Task to complete
Please copy every line of the data in which the string "Local" appears.

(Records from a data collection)
********************
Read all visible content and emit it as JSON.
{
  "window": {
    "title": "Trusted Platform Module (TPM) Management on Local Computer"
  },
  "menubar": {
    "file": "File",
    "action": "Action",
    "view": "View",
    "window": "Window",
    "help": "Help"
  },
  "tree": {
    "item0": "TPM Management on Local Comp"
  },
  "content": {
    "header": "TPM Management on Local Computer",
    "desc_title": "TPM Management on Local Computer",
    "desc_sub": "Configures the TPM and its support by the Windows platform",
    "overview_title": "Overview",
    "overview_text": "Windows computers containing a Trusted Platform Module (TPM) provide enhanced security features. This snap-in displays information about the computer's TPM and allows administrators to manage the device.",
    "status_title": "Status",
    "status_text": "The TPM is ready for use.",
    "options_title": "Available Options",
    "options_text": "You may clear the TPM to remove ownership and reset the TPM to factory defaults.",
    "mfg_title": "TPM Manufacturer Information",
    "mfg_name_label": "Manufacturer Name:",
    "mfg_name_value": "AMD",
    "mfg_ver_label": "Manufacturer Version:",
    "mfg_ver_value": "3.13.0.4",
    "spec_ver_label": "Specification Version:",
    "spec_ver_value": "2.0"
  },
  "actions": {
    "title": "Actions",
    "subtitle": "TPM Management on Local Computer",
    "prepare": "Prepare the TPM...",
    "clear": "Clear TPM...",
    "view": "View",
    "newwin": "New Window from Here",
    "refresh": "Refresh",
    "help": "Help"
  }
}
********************
Answer to the exercise
    "title": "Trusted Platform Module (TPM) Management on Local Computer"
    "item0": "TPM Management on Local Comp"
    "header": "TPM Management on Local Computer",
    "desc_title": "TPM Management on Local Computer",
    "subtitle": "TPM Management on Local Computer",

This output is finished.